**Your assignment:** What you return should be the lines of the data containing "Firma", each in full.

(Source data begins)

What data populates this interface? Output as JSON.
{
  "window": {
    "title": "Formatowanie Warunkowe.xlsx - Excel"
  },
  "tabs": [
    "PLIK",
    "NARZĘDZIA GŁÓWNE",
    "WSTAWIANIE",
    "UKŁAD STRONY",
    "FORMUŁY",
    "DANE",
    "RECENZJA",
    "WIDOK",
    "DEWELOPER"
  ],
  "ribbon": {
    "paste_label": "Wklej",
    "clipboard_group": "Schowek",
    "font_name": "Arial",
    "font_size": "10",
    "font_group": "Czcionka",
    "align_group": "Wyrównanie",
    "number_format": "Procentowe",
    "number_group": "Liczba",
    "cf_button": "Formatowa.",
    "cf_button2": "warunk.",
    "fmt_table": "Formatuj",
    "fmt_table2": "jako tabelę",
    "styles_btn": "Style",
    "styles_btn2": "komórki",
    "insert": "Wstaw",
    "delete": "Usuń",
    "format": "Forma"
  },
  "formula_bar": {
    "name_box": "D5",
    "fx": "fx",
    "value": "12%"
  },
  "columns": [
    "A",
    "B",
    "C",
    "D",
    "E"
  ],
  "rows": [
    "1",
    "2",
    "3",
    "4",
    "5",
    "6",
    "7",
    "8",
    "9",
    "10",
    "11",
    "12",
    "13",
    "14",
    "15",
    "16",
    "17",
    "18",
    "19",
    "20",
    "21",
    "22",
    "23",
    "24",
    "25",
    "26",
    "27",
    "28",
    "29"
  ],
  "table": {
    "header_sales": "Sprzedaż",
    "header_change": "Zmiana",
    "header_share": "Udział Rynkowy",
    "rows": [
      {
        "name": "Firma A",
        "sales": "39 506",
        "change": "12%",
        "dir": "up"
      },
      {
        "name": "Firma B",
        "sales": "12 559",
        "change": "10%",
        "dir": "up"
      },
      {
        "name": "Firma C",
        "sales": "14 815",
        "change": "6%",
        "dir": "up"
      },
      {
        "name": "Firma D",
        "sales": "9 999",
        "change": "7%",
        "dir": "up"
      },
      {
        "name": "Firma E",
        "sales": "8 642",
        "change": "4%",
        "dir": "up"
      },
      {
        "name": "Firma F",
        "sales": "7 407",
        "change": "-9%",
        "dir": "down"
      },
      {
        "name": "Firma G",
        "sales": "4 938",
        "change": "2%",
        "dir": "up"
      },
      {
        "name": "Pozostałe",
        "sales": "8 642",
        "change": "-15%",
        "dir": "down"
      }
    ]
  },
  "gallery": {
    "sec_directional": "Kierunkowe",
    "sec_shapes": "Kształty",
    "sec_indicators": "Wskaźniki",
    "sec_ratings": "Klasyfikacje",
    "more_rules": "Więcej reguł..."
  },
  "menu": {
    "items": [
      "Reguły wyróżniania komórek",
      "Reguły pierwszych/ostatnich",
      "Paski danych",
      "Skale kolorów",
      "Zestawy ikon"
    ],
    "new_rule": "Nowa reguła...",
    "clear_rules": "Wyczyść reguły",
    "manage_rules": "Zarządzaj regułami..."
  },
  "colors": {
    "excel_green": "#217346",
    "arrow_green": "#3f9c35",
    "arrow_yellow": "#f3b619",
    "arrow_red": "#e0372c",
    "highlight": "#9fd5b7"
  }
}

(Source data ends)

**Answer space:**
        "name": "Firma A",
        "name": "Firma B",
        "name": "Firma C",
        "name": "Firma D",
        "name": "Firma E",
        "name": "Firma F",
        "name": "Firma G",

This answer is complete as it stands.